On the night of the first performance, Hubert asked Rose to dine in his rooms. Mr. Wilson proposed that they should have a roast chicken, and Annie was sent to fetch a bottle of champagne from the grocer’s. Annie had been given a ticket for the pit. Mrs. Wilson was going to the upper boxes. Annie said,—
’Why, you look as if you was going to a funeral, and not to a play. Why don’t ye laugh?’

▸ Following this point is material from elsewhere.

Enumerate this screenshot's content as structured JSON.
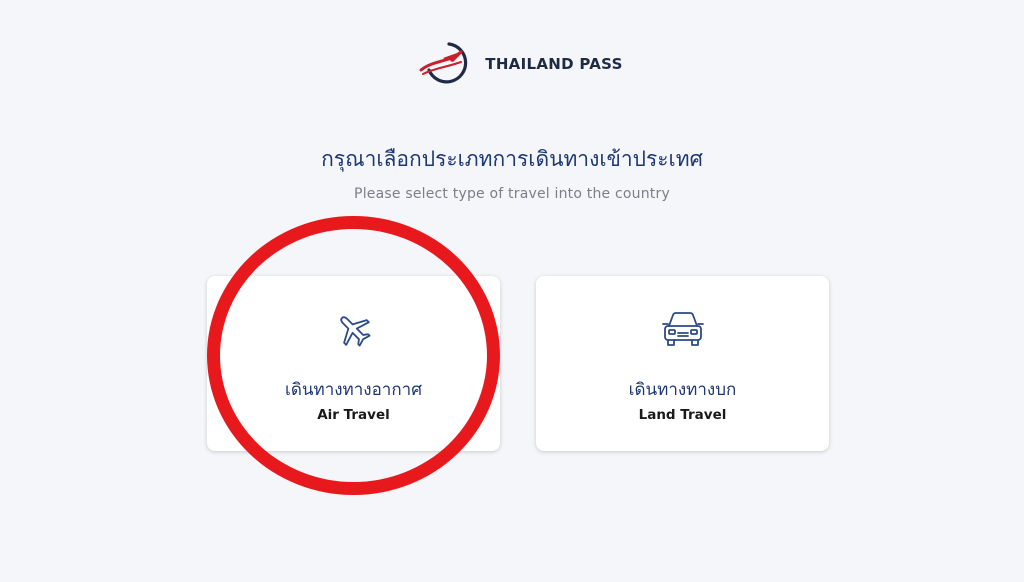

In truth, Hubert and Rose were a little silent. Rose was thinking how she could say certain lines. She had said them right once at rehearsal, but had not since been able to reproduce to her satisfaction a certain effect of voice. Hubert was too nervous to talk. There was nothing in his mind but ‘Will the piece succeed? What shall I do if it fails?’ He could give heed to nothing but himself, all the world seemed blotted out, and he suffered the pain of excessive self-concentration. Rose, on the other hand, had lost sight of herself, and existed almost unconsciously in the soul of another being. She was sometimes like a hypnotised spectator watching with foolish, involuntary curiosity the actions of one whom she had been bidden to watch. Then a little cloud would gather over her eyes, and then this other being would rise as if out of her very entrails and recreate her, fashioning her to its own image and likeness.
She did not answer when she was spoken to, and when the question was repeated, she awoke with a little start. Dinner was eaten in morbid silence, with painful and fitful efforts to appear interested in each other. Walking to the theatre, they once took the wrong turning and had to ask the way. At the stage door they smiled painfully, nodded, glad to part. Hubert went up to Montague Ford’s room. He found the comedian on a low stool, seated before a low table covered with brushes and cosmetics, in front of a triple glass.
‘My dear friend, do not trouble me now. I am thinking of my part.’
Hubert turned to go.
‘Stay a moment,’ cried the actor. ’You know when the husband meets the wife he has divorced?’
Hubert remembered the moment referred to, and, with anxious, doubting eyes, the comedian sought from the author justification for some intonations and gestures which seemed to him to form part and parcel of the nature of the man whose drunkenness he had so admirably depicted on his face.
’"This is most unfortunate, very unlucky—very, my dear Louisa; but——”
’"I am no longer obliged to bear with your insults; I can now defend myself against you.”
[Illustration: “In the third row Harding stood talking to a young man.”]
‘Now, is that your idea of the scene?’
A pained look came upon Hubert’s face. ’Don’t question me now, my dear fellow. I cannot fix my attention. I can see, however, that your make-up is capital—you are the man himself.’
The actor was satisfied, and in his satisfaction he said, ’I think it will be all right, old chap.’